A single number is the answer: how many lines of the entries contain the word "enrollments"?

Collection entries
Content starts
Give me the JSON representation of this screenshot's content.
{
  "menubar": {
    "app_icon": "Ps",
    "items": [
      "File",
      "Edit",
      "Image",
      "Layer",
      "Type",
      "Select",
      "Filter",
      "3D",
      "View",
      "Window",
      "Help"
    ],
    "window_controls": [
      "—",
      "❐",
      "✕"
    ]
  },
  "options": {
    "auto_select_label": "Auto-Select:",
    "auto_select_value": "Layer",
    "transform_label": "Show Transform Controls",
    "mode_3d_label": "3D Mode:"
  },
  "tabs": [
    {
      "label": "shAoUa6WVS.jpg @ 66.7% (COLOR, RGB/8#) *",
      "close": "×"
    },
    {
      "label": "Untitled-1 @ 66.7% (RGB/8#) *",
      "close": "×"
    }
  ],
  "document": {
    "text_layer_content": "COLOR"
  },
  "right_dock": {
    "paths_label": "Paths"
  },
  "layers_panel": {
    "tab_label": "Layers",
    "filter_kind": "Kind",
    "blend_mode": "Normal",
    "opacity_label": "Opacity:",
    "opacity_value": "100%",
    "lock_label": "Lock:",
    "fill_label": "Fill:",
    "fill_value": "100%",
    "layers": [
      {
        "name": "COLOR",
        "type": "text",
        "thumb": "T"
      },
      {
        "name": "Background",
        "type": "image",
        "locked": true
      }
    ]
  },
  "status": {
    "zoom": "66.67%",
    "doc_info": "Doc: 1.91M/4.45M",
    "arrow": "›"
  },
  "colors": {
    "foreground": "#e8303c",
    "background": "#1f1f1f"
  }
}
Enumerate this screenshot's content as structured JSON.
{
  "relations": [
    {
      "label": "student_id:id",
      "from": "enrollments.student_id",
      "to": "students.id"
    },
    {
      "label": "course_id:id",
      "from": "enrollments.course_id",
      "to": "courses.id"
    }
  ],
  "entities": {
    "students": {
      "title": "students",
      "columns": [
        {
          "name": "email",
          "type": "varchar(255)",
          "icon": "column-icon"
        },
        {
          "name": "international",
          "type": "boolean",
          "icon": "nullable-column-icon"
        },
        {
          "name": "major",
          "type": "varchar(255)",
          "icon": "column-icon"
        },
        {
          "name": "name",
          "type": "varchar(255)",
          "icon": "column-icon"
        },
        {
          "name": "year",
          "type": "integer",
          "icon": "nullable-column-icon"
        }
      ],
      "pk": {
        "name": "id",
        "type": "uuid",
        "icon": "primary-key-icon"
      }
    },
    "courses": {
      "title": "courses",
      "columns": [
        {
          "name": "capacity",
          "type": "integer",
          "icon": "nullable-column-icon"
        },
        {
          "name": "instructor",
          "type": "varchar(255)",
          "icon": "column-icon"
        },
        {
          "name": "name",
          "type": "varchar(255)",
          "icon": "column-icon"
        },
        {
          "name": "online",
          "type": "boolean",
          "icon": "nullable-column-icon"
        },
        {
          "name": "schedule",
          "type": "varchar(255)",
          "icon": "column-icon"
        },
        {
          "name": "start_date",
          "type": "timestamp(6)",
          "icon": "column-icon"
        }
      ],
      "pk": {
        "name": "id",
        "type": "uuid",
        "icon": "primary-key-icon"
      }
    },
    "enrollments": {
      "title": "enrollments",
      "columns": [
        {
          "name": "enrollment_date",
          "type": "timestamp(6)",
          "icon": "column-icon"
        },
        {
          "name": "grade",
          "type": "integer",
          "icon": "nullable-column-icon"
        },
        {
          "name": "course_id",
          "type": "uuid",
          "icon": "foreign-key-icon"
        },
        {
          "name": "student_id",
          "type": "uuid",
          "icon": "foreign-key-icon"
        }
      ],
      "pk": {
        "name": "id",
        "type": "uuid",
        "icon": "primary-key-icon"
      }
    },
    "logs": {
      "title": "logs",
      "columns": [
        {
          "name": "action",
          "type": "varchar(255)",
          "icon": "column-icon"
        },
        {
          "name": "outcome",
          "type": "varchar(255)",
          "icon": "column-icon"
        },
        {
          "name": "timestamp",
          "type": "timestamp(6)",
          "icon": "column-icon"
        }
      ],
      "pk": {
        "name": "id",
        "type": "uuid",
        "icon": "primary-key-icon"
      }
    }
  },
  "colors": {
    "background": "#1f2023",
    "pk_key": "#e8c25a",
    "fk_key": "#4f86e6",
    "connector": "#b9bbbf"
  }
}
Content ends
→ **REPLY TO THE TASK**: 4